I like to place large pieces under the stoking ports. Paperclay is very suitable for this area of the kiln, where I keep the temperature lower to obtain matt natural ash glazes. Surfaces are quieter, enhancing larger forms without dominating them. Side stoking cycles enable me to build up landscapes on the surfaces of pieces in this area. Because pots are partially buried this can accentuate the temperature difference from the top to the bottom of a piece. Paperclay helps eliminate stress cracks that can occur because of this temperature difference during long firings. For flame management in this part of the kiln it is important not to have large spaces at the top of the pack.
With my larger paperclay pieces, both handling and the control of voids for the flame path, is made much easier. Paperclay offers scale and packing possibilities using the anagama that are not viable for clay. For these reasons paperclay has been an ideal material for use in an old firing process.
The use of paperclay does have its drawbacks. In the raw state the paper component rots and becomes rather offensive. Making paperclay is time consuming and requires space and organisation. During the early stages of firing horrible smells emanate from the kiln - not nice for the neighbours. All of these problems can be overcome but it does emphasise the need to have a good reason to incorporate paperclay into your studio practice.

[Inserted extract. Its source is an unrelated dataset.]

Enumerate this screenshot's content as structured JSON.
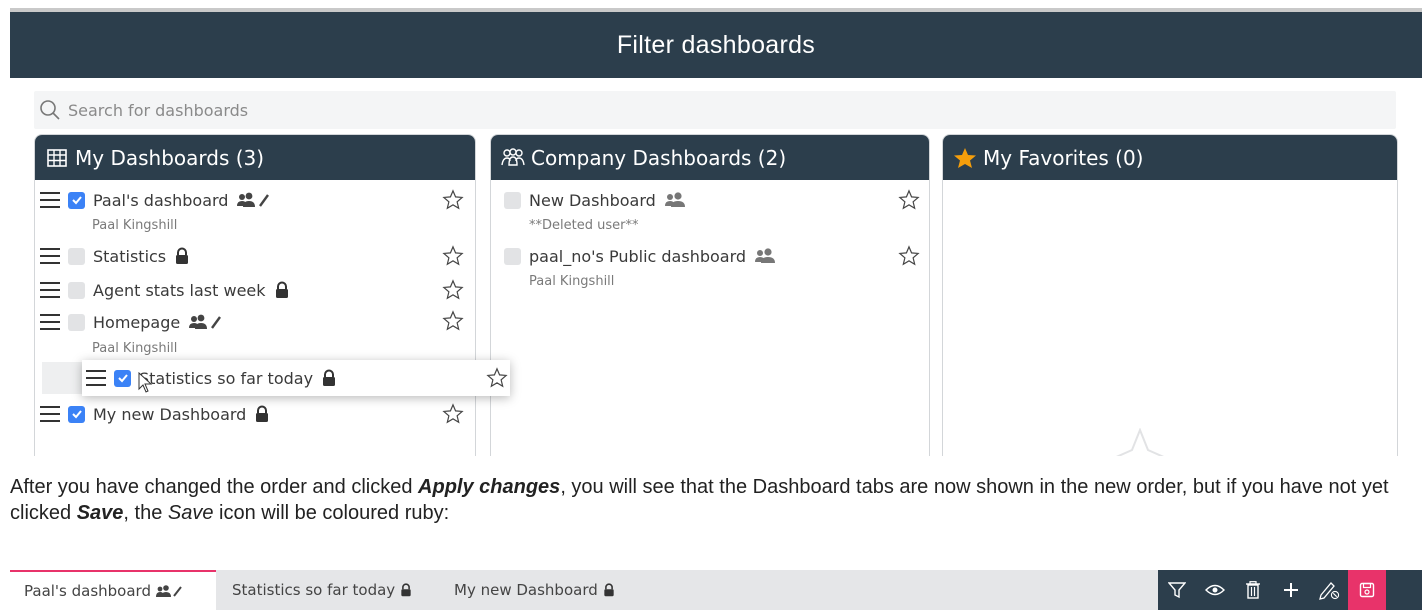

In my present work I have the intriguing situation of using a new material in an ancient firing process. My current work is mostly handbuilt, allowing the construction processes to be visible. In accepting that the anagama process determines what is possible in terms of texture, colour and form, I have tried to simplify 'the making process' in creating pieces that have an immediacy enhanced by the firing. These undulating surfaces are accentuated in the anagama firing, subtly or dramatically, depending on placement in the kiln. Paperclay provides a making freedom both in construction methods and size of work. Possible.
It has been a slow process to even begin to understand the decorative potential of the anagama but I think that applies to whatever area of ceramic technology we decide to work in. I am still analysing the results of each firing, trying different packing ideas and have the occasional kiln disaster. Despite the frustrations I am still excited, Stimulated and drawn to the exotic, evocative surfaces obtained by anagama firing.
(For a detailed look at the placement of work and effects in Barbara's anagama, see Volume 34/2.)
This article originally appeared in Barbara Campbell-Allen (1997) Pottery in Australia, , (36), 1, 16-18. Reproduced with permission of the author (email 22 June 2001).